Librarian Has 130 Million Reasons To Get Good At Digitizing Content
BY DONNA HOWELL
INVESTOR'S BUSINESS DAILY
One way people try to describe a large amount of data is to say it's a certain percentage of what's stored in the Library of Congress. Rightly or wrongly, that repository of American records has become a yardstick for measuring big.
So how much information does the Library of Congress hold? Truth be told, it's a moving target — the amount's always changing. A natural question that follows: How does the library handle all that data? IBD asked just that of Carl Fleischhauer, a 30-year Library of Congress veteran whose job involves figuring such things out.
Technically, he's program officer for the National Digital Information Infrastructure and Preservation Program.
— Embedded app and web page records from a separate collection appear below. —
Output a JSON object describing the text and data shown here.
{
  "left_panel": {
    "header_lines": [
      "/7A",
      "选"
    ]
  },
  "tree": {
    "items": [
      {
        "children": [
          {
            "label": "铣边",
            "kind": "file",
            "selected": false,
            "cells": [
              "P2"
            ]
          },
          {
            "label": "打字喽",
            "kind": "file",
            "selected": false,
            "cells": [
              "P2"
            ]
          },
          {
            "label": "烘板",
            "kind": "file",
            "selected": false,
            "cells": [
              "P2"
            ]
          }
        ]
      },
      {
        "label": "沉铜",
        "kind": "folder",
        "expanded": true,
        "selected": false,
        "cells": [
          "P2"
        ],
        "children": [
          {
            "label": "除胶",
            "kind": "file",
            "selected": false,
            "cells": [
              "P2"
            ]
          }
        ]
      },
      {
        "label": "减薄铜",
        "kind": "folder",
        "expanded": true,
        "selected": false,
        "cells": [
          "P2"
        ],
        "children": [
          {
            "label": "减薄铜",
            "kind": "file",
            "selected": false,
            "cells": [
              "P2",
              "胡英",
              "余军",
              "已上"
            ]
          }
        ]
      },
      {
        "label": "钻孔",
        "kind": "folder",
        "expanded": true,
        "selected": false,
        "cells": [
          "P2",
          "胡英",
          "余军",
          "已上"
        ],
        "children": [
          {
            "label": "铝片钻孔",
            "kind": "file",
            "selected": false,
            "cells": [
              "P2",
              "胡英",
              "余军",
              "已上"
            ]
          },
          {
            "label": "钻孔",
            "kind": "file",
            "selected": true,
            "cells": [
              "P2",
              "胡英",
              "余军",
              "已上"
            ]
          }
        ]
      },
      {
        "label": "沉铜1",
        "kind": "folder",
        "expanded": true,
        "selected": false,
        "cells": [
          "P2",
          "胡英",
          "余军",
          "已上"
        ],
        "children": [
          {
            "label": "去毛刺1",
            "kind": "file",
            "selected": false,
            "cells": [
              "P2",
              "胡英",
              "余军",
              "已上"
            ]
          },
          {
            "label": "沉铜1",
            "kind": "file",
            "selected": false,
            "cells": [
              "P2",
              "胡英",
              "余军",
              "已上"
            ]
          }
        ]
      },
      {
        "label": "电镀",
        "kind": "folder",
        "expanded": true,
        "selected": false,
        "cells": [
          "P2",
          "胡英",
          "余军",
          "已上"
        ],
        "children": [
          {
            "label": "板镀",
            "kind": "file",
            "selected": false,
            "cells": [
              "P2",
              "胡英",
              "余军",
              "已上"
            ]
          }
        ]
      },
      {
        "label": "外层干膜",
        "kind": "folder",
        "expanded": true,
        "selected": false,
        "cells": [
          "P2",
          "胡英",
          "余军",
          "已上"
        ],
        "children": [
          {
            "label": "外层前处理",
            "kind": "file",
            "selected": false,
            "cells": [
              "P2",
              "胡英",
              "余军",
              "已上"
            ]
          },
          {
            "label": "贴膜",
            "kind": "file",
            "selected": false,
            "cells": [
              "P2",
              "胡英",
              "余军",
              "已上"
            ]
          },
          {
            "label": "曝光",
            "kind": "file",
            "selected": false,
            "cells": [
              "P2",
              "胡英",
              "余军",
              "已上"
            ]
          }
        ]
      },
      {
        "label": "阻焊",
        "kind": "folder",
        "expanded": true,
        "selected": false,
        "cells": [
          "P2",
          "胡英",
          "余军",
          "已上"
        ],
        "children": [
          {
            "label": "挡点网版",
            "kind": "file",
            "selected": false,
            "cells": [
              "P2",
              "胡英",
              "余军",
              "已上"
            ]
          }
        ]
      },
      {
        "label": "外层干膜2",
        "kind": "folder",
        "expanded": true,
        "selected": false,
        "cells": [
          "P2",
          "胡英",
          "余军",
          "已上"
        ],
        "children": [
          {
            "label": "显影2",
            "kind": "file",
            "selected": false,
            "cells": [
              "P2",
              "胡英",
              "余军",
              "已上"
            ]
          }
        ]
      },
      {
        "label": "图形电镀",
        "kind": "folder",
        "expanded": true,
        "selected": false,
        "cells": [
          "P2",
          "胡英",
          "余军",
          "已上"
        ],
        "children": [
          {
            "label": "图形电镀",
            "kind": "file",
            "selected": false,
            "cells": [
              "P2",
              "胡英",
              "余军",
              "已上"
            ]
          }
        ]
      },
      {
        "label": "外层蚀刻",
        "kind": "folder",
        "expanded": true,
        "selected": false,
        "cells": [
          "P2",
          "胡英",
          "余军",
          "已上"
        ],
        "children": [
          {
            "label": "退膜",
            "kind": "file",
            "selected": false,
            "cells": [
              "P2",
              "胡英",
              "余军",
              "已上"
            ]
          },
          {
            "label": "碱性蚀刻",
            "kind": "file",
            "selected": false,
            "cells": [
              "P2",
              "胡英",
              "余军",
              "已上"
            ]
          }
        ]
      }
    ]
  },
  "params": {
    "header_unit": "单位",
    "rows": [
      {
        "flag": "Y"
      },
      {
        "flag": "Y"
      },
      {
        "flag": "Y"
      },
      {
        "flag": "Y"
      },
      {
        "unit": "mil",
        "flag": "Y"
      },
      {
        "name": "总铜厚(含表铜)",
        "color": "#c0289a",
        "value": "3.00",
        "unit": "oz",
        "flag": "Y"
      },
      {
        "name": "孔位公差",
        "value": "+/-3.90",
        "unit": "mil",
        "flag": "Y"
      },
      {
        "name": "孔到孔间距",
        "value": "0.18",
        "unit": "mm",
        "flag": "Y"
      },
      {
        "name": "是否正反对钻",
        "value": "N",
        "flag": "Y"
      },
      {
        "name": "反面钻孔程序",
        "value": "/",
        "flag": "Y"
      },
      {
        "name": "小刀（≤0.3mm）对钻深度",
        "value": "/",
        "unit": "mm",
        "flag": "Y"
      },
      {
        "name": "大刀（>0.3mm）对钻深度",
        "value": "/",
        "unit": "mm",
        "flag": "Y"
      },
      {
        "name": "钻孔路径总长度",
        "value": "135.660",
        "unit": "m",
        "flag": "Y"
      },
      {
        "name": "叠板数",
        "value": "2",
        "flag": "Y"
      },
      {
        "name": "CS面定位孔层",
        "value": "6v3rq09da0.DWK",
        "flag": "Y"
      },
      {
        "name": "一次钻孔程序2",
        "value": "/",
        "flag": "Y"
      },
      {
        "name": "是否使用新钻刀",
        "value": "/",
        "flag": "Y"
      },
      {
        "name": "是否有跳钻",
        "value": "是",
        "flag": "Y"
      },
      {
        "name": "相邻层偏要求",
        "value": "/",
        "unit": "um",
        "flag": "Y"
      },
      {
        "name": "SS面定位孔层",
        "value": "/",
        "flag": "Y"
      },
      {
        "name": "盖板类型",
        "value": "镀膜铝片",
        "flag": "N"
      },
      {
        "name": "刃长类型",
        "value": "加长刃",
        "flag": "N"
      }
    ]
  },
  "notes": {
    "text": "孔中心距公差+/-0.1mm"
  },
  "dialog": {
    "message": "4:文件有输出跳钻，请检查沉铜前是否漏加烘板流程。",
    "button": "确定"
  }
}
Practically, he's a data orchestrator.
IBD: What's at the Library of Congress? How much information does that amount to?
Fleischhauer: I think the picture people have in their minds is a huge number of books, and it's all the letters and words in the books. But . . . it's complicated.
The figures we give at our Web site are that we've got 29 million books. We've also got other printed materials, 2.7 million sound recordings, 12 million photographs, 4.8 million maps, 5 million music items — which in this case means scores or printed music — and 58 million manuscripts.
Manuscripts tend to be numerous because you count every letter page. So if you count George Washington's papers, you've got a lot of letters to him and from him.
That's how we come up with what we like to call 130 million items altogether.
IBD: How much is being put into electronic form?
Fleischhauer: We probably have 1% or 2% digitized. In the next decade, we'd really be tickled if we could digitize 10% of the collection. It's a big job.
We're certainly interested in what other people are digitizing.
Google is keen on doing a huge number of books. So is what's called the Open Content Alliance.
Speaking on behalf of the taxpayers, if there are private funds being invested (in digitizing books) we certainly don't want to duplicate that. That's why our digitizing focuses on our unique collections. We've got a lot of photos, manuscripts and very rare motion pictures from the 1890s.
IBD: What issues did you have to iron out before beginning to digitize?
Fleischhauer: The technology issue that is central with a lot of these originals in old formats is getting the stuff off the old thing. We're doing historically important books, so we don't want to take a knife and cut them out and run them through a sheet feeder. You need to turn pages and do text conversion.
It's fairly labor intensive. For old phonograph records you've got to play the darned thing. We've done some folk recordings on aluminum and acetate disks by Alan Lomax (who recorded much original American folk music). Each has to be set down on a turntable and a stylus selected and set just right. Some of the early motion pictures are on paper or very old film...